- _Requirement_:
Pull out every line in the data that has the string "icon" in it.

#### Records provided

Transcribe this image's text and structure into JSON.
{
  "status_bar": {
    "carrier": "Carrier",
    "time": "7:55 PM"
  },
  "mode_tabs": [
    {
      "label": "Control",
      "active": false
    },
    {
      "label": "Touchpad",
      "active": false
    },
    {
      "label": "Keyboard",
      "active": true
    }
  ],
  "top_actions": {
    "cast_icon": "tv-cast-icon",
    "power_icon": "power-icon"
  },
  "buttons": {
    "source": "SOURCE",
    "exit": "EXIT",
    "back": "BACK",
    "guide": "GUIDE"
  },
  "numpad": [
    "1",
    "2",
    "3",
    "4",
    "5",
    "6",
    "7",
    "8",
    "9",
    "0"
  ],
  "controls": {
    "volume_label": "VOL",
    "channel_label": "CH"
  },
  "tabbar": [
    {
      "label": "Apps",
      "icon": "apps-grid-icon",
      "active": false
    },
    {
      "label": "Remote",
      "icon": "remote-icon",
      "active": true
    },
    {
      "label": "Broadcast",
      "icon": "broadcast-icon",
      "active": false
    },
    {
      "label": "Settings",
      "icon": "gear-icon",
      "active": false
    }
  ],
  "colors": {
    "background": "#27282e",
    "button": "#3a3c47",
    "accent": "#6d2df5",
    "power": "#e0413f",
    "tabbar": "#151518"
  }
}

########

- _Problem solution_:
    "cast_icon": "tv-cast-icon",
    "power_icon": "power-icon"
      "icon": "apps-grid-icon",
      "icon": "remote-icon",
      "icon": "broadcast-icon",
      "icon": "gear-icon",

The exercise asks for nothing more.